This guest blog post is authored by Woolpert.
The American Rescue Plan Act (ARPA) is a massive, $1.9 trillion economic stimulus bill that is intended to support the United States in its economic recovery from COVID-19. Within this bill, $350 billion has been allocated in Coronavirus State and Local Fiscal Recovery funding for eligible state, local, and tribal governments. The United States Department of Treasury permits the use of this funding for water, sewer, and broadband infrastructure investments that will improve community access to clean drinking water, support vital wastewater and stormwater infrastructure, and expand broadband internet access. Within the context of this guidance, state, local, and tribal governments are afforded wide latitude to identify the water and sewer infrastructure investments that are most beneficial to their communities. As our local communities identify new capital projects that will benefit from this funding windfall, savvy maintenance and asset managers should embrace this as an opportunity to get their programs funded now.
To do this, asset managers need to partner with their organizations’ capital engineers, O&M supervisors, directors, finance managers, and community stakeholders to get in on the ground floor and ensure their work order and asset management solutions are incorporated into these massive infrastructure projects.

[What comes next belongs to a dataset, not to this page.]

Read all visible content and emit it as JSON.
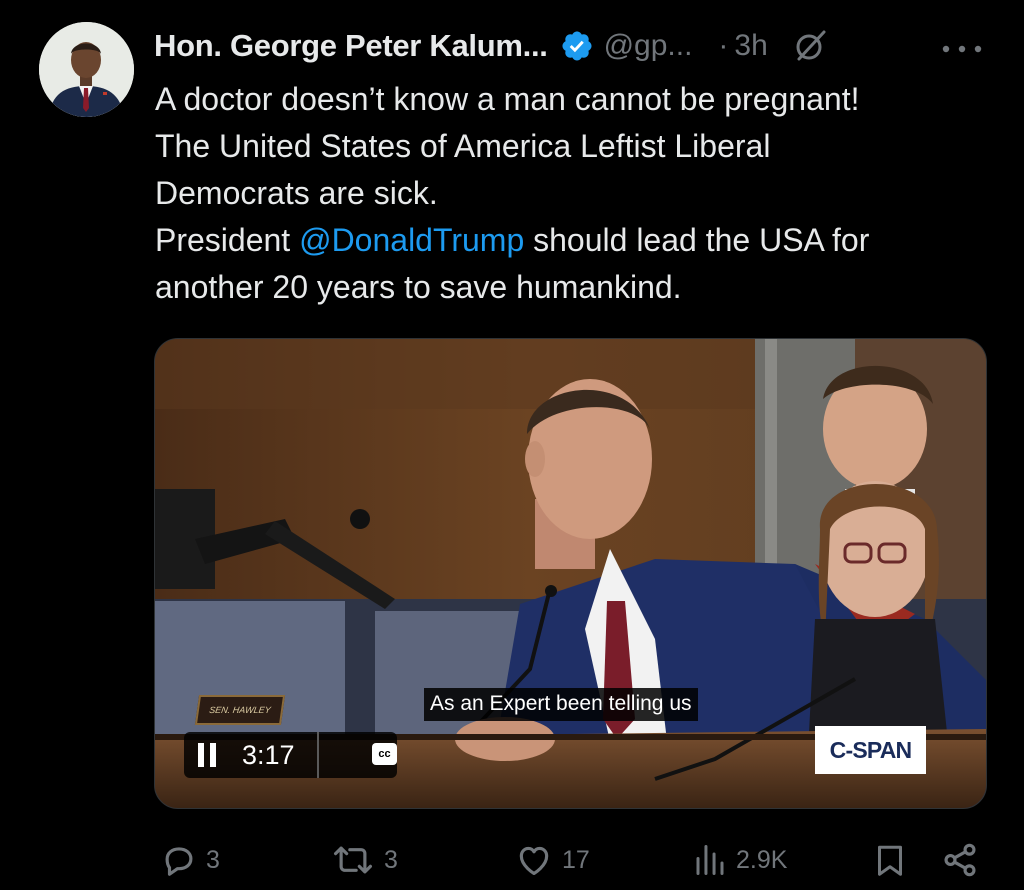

There may never be a better opportunity to disrupt the long-standing practice of funding major infrastructure, putting it in the ground, and then ignoring it until it experiences catastrophic failure.
This also is a chance to embrace the increased priority asset managing organizations have placed on managing risk. What does this entail? How does risk tie into the proactive management of an asset’s lifecycle? How does it play into funding new or expanded maintenance and/or asset management solutions? Now is a good time to figure that out.
Guidance on the alignment of financial and non-financial functions, Annex A – Guidance on capital investment planning provides numerous best practices that a computerized maintenance management (or asset management) solution is ideally suited to support. Among the ten capital investment objectives provided for in the guidance, a CMMS / EAMS solution framework should be utilized as a key part of the planning process to:
Every valve, every stick of pipe, each manhole and catch basin, every mile of fiber, and so on that is planned, designed, and placed in service needs to be managed throughout its lifecycle. Asset management activities have historically been - and in many cases continue to be - reactive and involve nothing more than replacing an asset or group of assets when they reach end of life. As we get smarter and more proactive in our asset management strategies, we understand our asset portfolio risk profiles. This results in lifecycle maintenance and management activities that are designed to mitigate the internal (organization) and external (community) impacts caused by asset failures.
These strategies and the associated management activities require the development, capture, analyses, and management of varying asset data, information, and knowledge. A significant amount of this data, information, and knowledge is created and managed within CMMS and EAM software applications and related/integrated technologies—Internet of Water, SCADA, CCTV, non-destructive testing, land use/change detection, hydraulic modeling, lifecycle performance modeling, machine learning/artificial intelligence solutions, digital twins, etc. While the importance of these applications and the data they create and maintain are of vital importance to managing the asset lifecycles and informing the capital investment processes, the technologies and solutions that comprise the work order and asset management disciplines are almost always an afterthought to the initial capital planning, design, and construction business processes. This is the time to change that way of thinking.
A new best practice that will yield enormous returns on the initial investment is to link your CMMS / EAMS program needs - data capture / condition assessment, hardware, software, business workflow development / re-engineering, etc. - that relate directly to upcoming capital projects. An astute asset manager will be able to partner with internal stakeholders to obtain early program approval and funding for asset management solutions that directly support one or more of these ARPA-funded capital programs. Maybe it is a few thousand dollars to re-engineer some maintenance processes to facilitate new data capture capabilities. Maybe it is the acquisition of several new flow monitors to collect real-time data to feed hydraulic and lifecycle models (digital twins). Maybe it’s funding for a new condition assessment survey of up- and downstream assets that will be impacted by these new investment(s). There are many pieces and parts of a work/asset management program that can and should be procured and implemented as part of the larger capital investment. This minimal, incremental cost will yield far-reaching benefits across an organization’s entire asset portfolio and will support a more holistic and strategic asset management program.
The timing is right for asset managers to ask for their seat at the table. It is an easy task to show the comprehensive and long-lasting benefits of lifecycle asset management solutions, and they will be easier to fund and implement when they become part of the federally funded capital investment projects our communities are planning right now.
About the Author
Ed Singer, PE, MIAM is senior consultant, program director, and asset management subject matter expert at Woolpert. Ed leads and directs cross-functional project teams to deliver enterprise business, management, and asset sustainability solutions for Woolpert’s federal, state, and local government clients. Ed is also a contributing member of the United States’ delegation to the Technical Advisory Group tasked with development and furtherance of the ISO 55000 management standards for asset management. He is co-convener of the Finance Working Group and has co-authored multiple international asset management standards.